# What to work on
Where does the word "arrow" appear in the data? Copy every line that holds it.

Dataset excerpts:

>>>>

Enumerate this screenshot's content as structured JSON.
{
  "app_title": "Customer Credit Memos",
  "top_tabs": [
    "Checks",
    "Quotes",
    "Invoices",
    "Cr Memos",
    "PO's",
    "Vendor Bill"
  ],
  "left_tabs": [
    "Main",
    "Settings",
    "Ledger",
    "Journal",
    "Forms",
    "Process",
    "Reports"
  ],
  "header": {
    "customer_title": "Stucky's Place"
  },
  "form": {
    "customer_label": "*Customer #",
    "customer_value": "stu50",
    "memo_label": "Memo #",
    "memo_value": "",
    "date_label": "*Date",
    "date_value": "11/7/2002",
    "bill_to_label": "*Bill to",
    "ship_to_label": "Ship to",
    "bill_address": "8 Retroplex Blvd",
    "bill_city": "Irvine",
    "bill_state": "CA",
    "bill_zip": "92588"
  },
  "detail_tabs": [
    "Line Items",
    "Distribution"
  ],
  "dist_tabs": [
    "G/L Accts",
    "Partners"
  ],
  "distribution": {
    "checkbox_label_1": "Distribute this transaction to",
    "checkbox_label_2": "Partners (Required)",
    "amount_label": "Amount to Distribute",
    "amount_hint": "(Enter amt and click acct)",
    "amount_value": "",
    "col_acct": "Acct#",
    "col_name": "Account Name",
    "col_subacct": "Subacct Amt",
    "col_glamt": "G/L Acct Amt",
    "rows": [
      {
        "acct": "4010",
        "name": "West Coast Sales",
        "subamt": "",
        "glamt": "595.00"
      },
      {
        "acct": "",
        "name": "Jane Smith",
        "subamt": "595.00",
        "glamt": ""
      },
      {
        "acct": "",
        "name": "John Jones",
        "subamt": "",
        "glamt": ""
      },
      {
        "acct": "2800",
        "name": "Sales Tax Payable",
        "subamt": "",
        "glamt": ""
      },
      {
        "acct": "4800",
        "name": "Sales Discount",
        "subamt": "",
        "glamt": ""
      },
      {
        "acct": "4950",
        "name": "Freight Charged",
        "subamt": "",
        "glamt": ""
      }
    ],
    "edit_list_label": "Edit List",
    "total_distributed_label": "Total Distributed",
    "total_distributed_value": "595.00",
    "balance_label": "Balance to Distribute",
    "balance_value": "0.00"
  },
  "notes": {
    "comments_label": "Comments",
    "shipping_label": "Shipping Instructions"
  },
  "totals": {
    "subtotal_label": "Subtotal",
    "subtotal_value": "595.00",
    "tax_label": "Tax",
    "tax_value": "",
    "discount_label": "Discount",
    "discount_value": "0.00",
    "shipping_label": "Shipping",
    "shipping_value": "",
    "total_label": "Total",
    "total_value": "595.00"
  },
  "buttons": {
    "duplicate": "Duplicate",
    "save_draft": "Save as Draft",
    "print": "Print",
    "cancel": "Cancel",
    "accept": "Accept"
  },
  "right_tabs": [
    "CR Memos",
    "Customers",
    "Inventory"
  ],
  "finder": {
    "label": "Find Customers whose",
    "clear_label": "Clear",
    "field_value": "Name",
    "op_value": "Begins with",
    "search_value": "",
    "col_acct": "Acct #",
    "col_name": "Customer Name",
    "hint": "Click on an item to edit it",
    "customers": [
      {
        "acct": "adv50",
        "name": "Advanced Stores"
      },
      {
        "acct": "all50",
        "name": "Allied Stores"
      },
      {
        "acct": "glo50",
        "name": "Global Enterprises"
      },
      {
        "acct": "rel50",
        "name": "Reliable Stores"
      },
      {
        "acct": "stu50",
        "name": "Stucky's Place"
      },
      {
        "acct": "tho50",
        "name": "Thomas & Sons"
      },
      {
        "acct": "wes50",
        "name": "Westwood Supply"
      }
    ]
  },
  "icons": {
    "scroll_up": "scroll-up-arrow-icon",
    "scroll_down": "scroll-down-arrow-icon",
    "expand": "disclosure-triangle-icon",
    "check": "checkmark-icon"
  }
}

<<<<

# Response to the exercise
    "scroll_up": "scroll-up-arrow-icon",
    "scroll_down": "scroll-down-arrow-icon",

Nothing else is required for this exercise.